If you find yourself on the Boulevard de Montparnasse after a film wondering where you can have a good meal, as we did the other evening, first leave the boulevard, with all its chain restaurants (unless, of course, you opt for the Coupole or the Select, where the food might not be fantastic but the decor and ambiance are) and do as we did: head for the nearby Rue Sainte Beuve, a short street with several restaurants on it, including the marvelous Le Timbre. No point in going there without a reservation, however, since it is so small, so we thought we would try the place next door, Moustache, which Richard Hesse reviewed for this site a few years ago and which I had recently heard more good reports about.
After the contretemps experienced last week in two different restaurants, what a joy to be greeted by the waiter with a big smile and an invitation to take a seat.
Moustache is a pretty place with red banquettes, mirrors and exposed brick walls, the tables properly dressed with real white tablecloths and napkins.
The menu has a decidedly international flavor, with everything from escargots to wok-fried vegetables. We chose to forego starters for once and both opted for meat. I had the sliced Chateaubriand with tamarind sauce
(thoughtfully placed on the side; the meat was so good that I preferred it on its own). My friend had the pluma Ibérico (pork end loin), which was also served sliced, with a crust of Japanese mountain pepper. Both were tender, perfectly cooked and delicious.
A choice of accompaniments is offered with each main course. I had the delightful, crispy

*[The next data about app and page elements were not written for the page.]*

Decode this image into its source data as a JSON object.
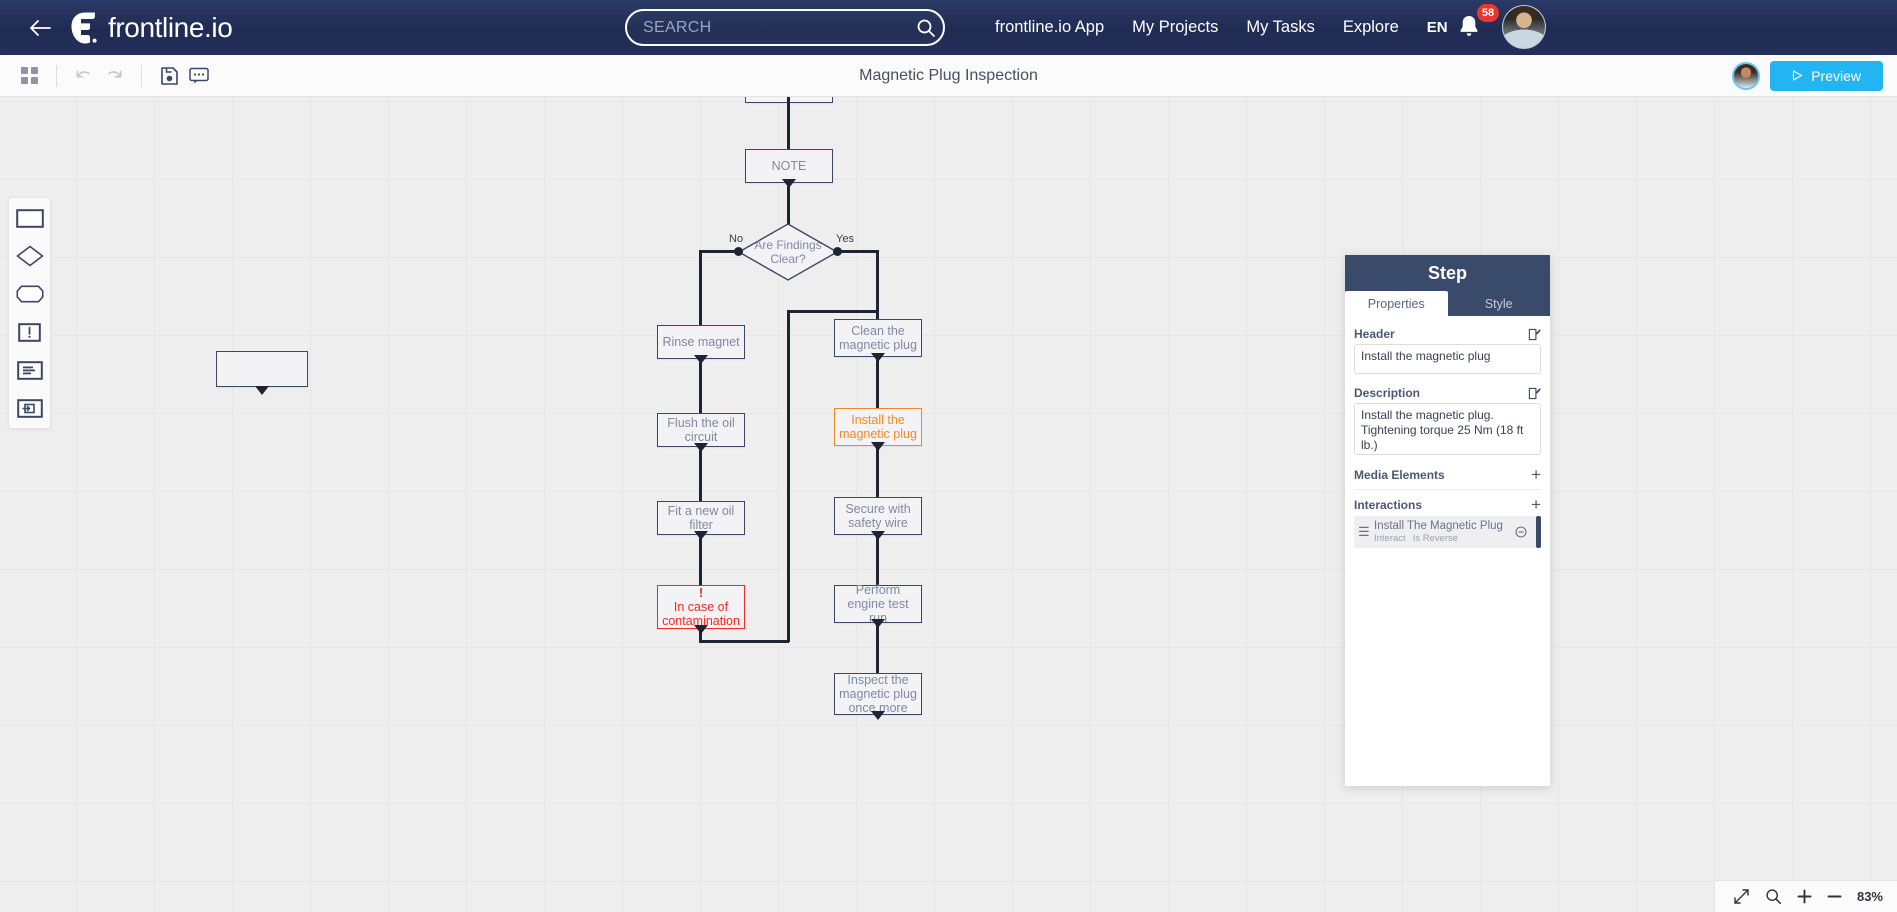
{
  "topnav": {
    "back_label": "back",
    "brand": "frontline.io",
    "search": {
      "placeholder": "SEARCH",
      "value": ""
    },
    "links": [
      {
        "label": "frontline.io App"
      },
      {
        "label": "My Projects"
      },
      {
        "label": "My Tasks"
      },
      {
        "label": "Explore"
      }
    ],
    "language": "EN",
    "notifications_count": "58"
  },
  "toolbar": {
    "document_title": "Magnetic Plug Inspection",
    "preview_label": "Preview",
    "buttons": [
      {
        "name": "grid-view",
        "icon": "grid-icon"
      },
      {
        "name": "undo",
        "icon": "undo-icon"
      },
      {
        "name": "redo",
        "icon": "redo-icon"
      },
      {
        "name": "save",
        "icon": "save-icon"
      },
      {
        "name": "comments",
        "icon": "comment-icon"
      }
    ]
  },
  "palette": {
    "items": [
      {
        "name": "rectangle-shape",
        "icon": "rectangle-icon"
      },
      {
        "name": "diamond-shape",
        "icon": "diamond-icon"
      },
      {
        "name": "rounded-shape",
        "icon": "rounded-rect-icon"
      },
      {
        "name": "warning-shape",
        "icon": "exclamation-box-icon"
      },
      {
        "name": "note-shape",
        "icon": "note-icon"
      },
      {
        "name": "link-shape",
        "icon": "link-box-icon"
      }
    ]
  },
  "flowchart": {
    "nodes": [
      {
        "id": "n_empty",
        "label": ""
      },
      {
        "id": "n_top",
        "label": ""
      },
      {
        "id": "n_note",
        "label": "NOTE"
      },
      {
        "id": "n_decision",
        "label": "Are Findings Clear?"
      },
      {
        "id": "n_rinse",
        "label": "Rinse magnet"
      },
      {
        "id": "n_flush",
        "label": "Flush the oil circuit"
      },
      {
        "id": "n_filter",
        "label": "Fit a new oil filter"
      },
      {
        "id": "n_contam",
        "label": "In case of contamination",
        "marker": "!"
      },
      {
        "id": "n_clean",
        "label": "Clean the magnetic plug"
      },
      {
        "id": "n_install",
        "label": "Install the magnetic plug"
      },
      {
        "id": "n_wire",
        "label": "Secure with safety wire"
      },
      {
        "id": "n_testrun",
        "label": "Perform engine test run"
      },
      {
        "id": "n_inspect",
        "label": "Inspect the magnetic plug once more"
      }
    ],
    "edge_labels": {
      "no": "No",
      "yes": "Yes"
    },
    "colors": {
      "node_border": "#3b4766",
      "selected": "#ef8a22",
      "warning": "#ee2b24"
    }
  },
  "step_panel": {
    "title": "Step",
    "tabs": [
      {
        "label": "Properties",
        "active": true
      },
      {
        "label": "Style",
        "active": false
      }
    ],
    "header": {
      "label": "Header",
      "value": "Install the magnetic plug"
    },
    "description": {
      "label": "Description",
      "value": "Install the magnetic plug. Tightening torque 25 Nm (18 ft lb.)"
    },
    "media_elements": {
      "label": "Media Elements",
      "add": "+"
    },
    "interactions": {
      "label": "Interactions",
      "add": "+",
      "items": [
        {
          "name": "Install The Magnetic Plug",
          "tag1": "Interact",
          "tag2": "Is Reverse"
        }
      ]
    }
  },
  "zoombar": {
    "level": "83%",
    "fit_icon": "expand-icon",
    "search_icon": "magnifier-icon",
    "zoom_in": "+",
    "zoom_out": "—"
  }
}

homemade French fries, while my friend had the tasty wok-fried vegetables.
To end the meal, my companion chose the cheese platter, which included generous helpings of goat cheese from Saumur and a wonderful runny Epoisse. I had the chocolate cream made with dark Valrhona chocolate and

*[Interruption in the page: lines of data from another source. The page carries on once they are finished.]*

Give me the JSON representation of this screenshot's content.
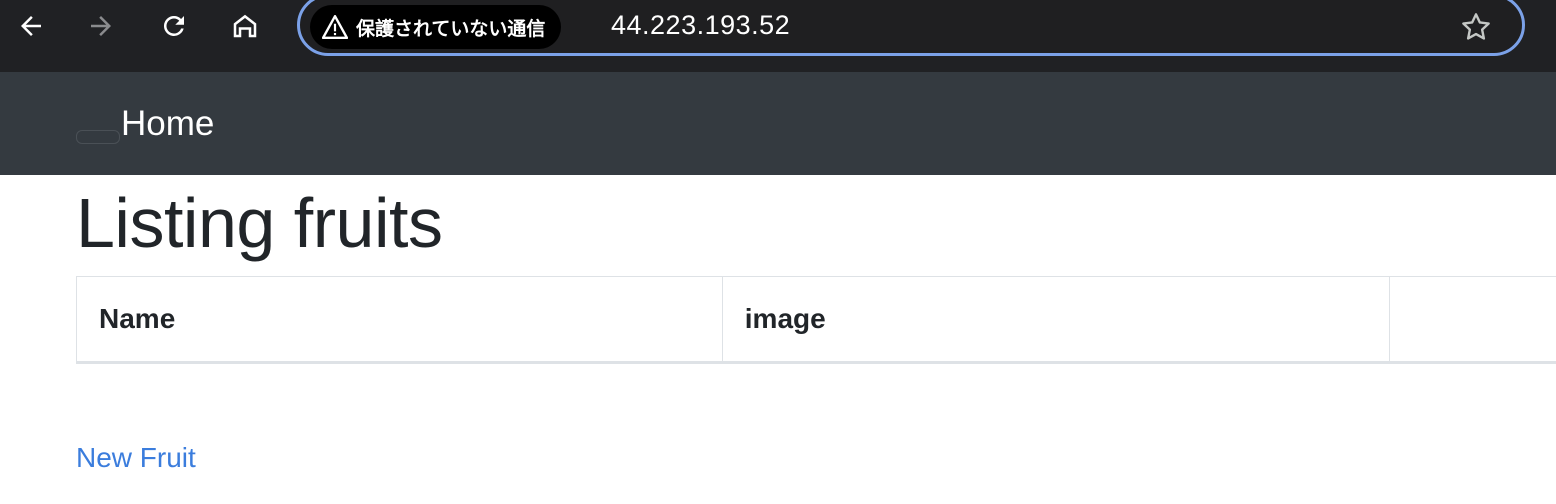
{
  "browser": {
    "security_label": "保護されていない通信",
    "url": "44.223.193.52",
    "colors": {
      "toolbar_bg": "#202124",
      "omnibox_border": "#7ba1e8",
      "icon": "#ffffff",
      "icon_disabled": "#8a8b8e"
    },
    "icons": [
      "back-arrow-icon",
      "forward-arrow-icon",
      "reload-icon",
      "home-icon",
      "warning-icon",
      "star-icon"
    ]
  },
  "navbar": {
    "brand": "Home",
    "bg_color": "#343a40"
  },
  "page": {
    "title": "Listing fruits",
    "table": {
      "headers": [
        "Name",
        "image",
        ""
      ],
      "rows": []
    },
    "new_link": "New Fruit",
    "link_color": "#3b7ddd"
  }
}
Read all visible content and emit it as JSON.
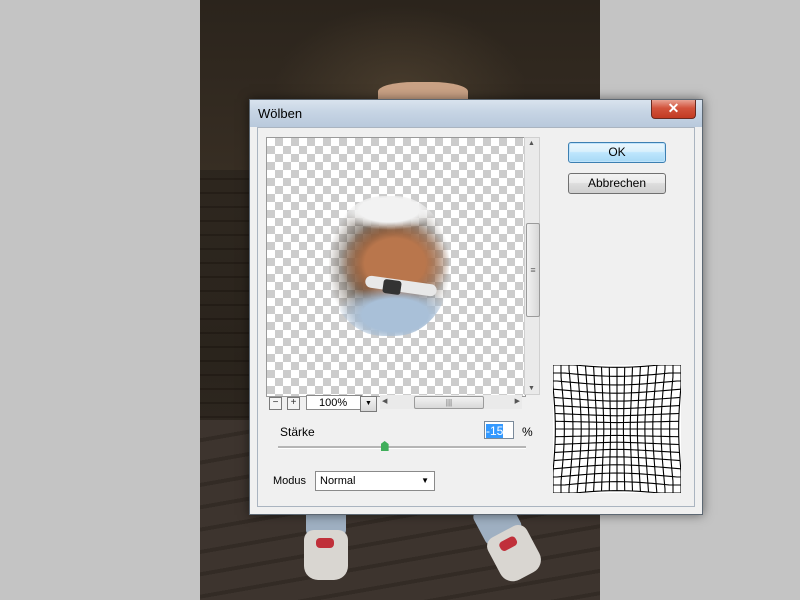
{
  "dialog": {
    "title": "Wölben",
    "close_label": "✕"
  },
  "buttons": {
    "ok_label": "OK",
    "cancel_label": "Abbrechen"
  },
  "preview": {
    "zoom_out_label": "−",
    "zoom_in_label": "+",
    "zoom_value": "100%"
  },
  "amount": {
    "label": "Stärke",
    "value": "-15",
    "unit": "%",
    "slider_fraction": 0.43
  },
  "mode": {
    "label": "Modus",
    "selected": "Normal"
  },
  "icons": {
    "close": "close-icon",
    "zoom_dropdown": "chevron-down-icon",
    "scroll_up": "arrow-up-icon",
    "scroll_down": "arrow-down-icon",
    "scroll_left": "arrow-left-icon",
    "scroll_right": "arrow-right-icon",
    "mode_dropdown": "chevron-down-icon"
  },
  "colors": {
    "accent": "#3399ff",
    "slider_thumb": "#3fae5a",
    "close_button": "#c23a22"
  }
}
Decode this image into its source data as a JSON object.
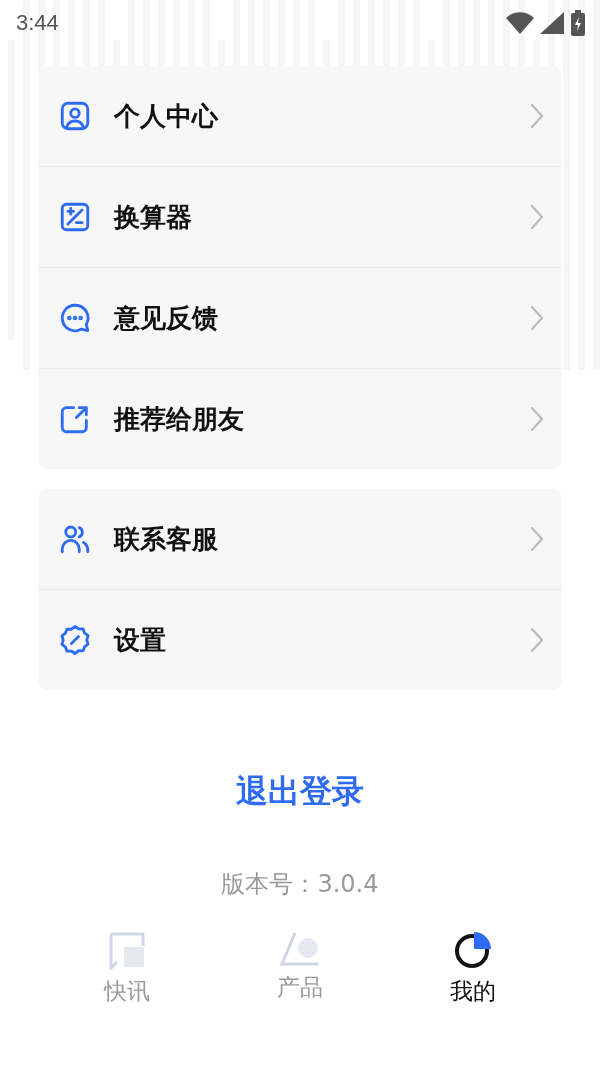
{
  "status_bar": {
    "time": "3:44"
  },
  "menu_groups": [
    {
      "items": [
        {
          "kind": "profile",
          "label": "个人中心"
        },
        {
          "kind": "calculator",
          "label": "换算器"
        },
        {
          "kind": "feedback",
          "label": "意见反馈"
        },
        {
          "kind": "share",
          "label": "推荐给朋友"
        }
      ]
    },
    {
      "items": [
        {
          "kind": "contact",
          "label": "联系客服"
        },
        {
          "kind": "settings",
          "label": "设置"
        }
      ]
    }
  ],
  "logout_button": "退出登录",
  "version": "版本号：3.0.4",
  "bottom_nav": [
    {
      "kind": "news",
      "label": "快讯",
      "selected": false
    },
    {
      "kind": "products",
      "label": "产品",
      "selected": false
    },
    {
      "kind": "mine",
      "label": "我的",
      "selected": true
    }
  ]
}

topped with what was supposed to be a ginger-flavored foam but that tasted kind of minty to me. In any case, it was yummy.
To go with the meat, we had ordered a €29 bottle of 2011 Irouléguy from Basque country (Domaine Abotia), a hearty red that the waiter kindly offered to decant for us.

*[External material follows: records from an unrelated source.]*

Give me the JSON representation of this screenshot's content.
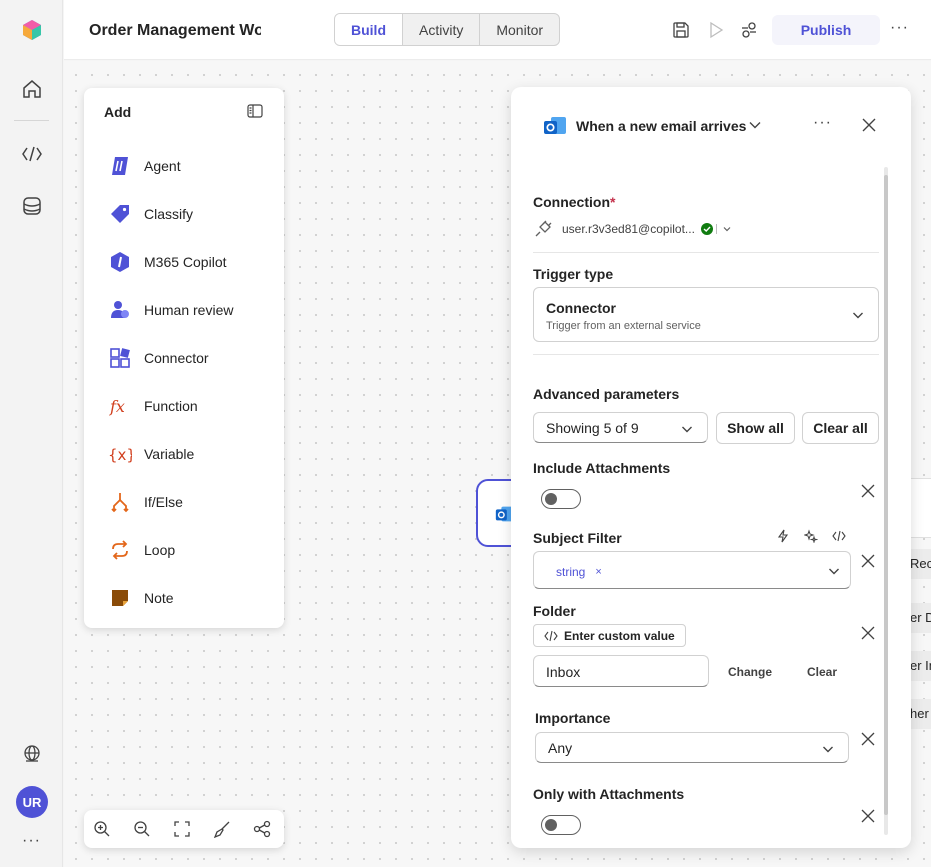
{
  "rail": {
    "icons": [
      "app-logo",
      "home-icon",
      "code-brackets-icon",
      "layers-icon",
      "globe-icon"
    ],
    "avatar_initials": "UR",
    "more": "···"
  },
  "header": {
    "title": "Order Management Wo",
    "tabs": [
      {
        "label": "Build",
        "active": true
      },
      {
        "label": "Activity",
        "active": false
      },
      {
        "label": "Monitor",
        "active": false
      }
    ],
    "publish_label": "Publish",
    "more": "···"
  },
  "add_panel": {
    "title": "Add",
    "items": [
      {
        "label": "Agent",
        "icon": "agent-icon"
      },
      {
        "label": "Classify",
        "icon": "classify-icon"
      },
      {
        "label": "M365 Copilot",
        "icon": "copilot-icon"
      },
      {
        "label": "Human review",
        "icon": "human-review-icon"
      },
      {
        "label": "Connector",
        "icon": "connector-icon"
      },
      {
        "label": "Function",
        "icon": "function-icon"
      },
      {
        "label": "Variable",
        "icon": "variable-icon"
      },
      {
        "label": "If/Else",
        "icon": "branch-icon"
      },
      {
        "label": "Loop",
        "icon": "loop-icon"
      },
      {
        "label": "Note",
        "icon": "note-icon"
      }
    ]
  },
  "canvas": {
    "peek_rows": [
      "Rec",
      "er D",
      "er In",
      "her"
    ]
  },
  "props": {
    "title": "When a new email arrives",
    "more": "···",
    "connection": {
      "label": "Connection",
      "required_mark": "*",
      "account": "user.r3v3ed81@copilot...",
      "status_color": "#107c10"
    },
    "trigger_type": {
      "label": "Trigger type",
      "value": "Connector",
      "description": "Trigger from an external service"
    },
    "advanced": {
      "label": "Advanced parameters",
      "showing": "Showing 5 of 9",
      "show_all": "Show all",
      "clear_all": "Clear all"
    },
    "include_attachments": {
      "label": "Include Attachments",
      "on": false
    },
    "subject_filter": {
      "label": "Subject Filter",
      "tag": "string",
      "tag_remove": "×"
    },
    "folder": {
      "label": "Folder",
      "custom_value": "Enter custom value",
      "value": "Inbox",
      "change": "Change",
      "clear": "Clear"
    },
    "importance": {
      "label": "Importance",
      "value": "Any"
    },
    "only_with_attachments": {
      "label": "Only with Attachments",
      "on": false
    }
  },
  "colors": {
    "accent": "#4f52d6",
    "required": "#c4314b"
  }
}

When we were finished with our meal, we both commented on how much we had enjoyed ourselves. While some of the credit must go to the good food, much of it goes to the lovely waiter who was not just friendly but also efficient and solicitous. His eyes were constantly scanning the room to see if anyone needed anything. At one moment I looked over in his direction, not for any particular reason, and our eyes met. He gave me a big, gratuitous smile. What a refreshing change from most French waiters, whose eyes automatically glide in the opposite direction whenever they see anyone trying to attract their attention.
The owner was taking time off that evening but by all reports he, too, is a lovely guy. When you feel like eating well and being treated respectfully (which should always be the case but unfortunately isn’t in Parisian restaurants), go to Moustache.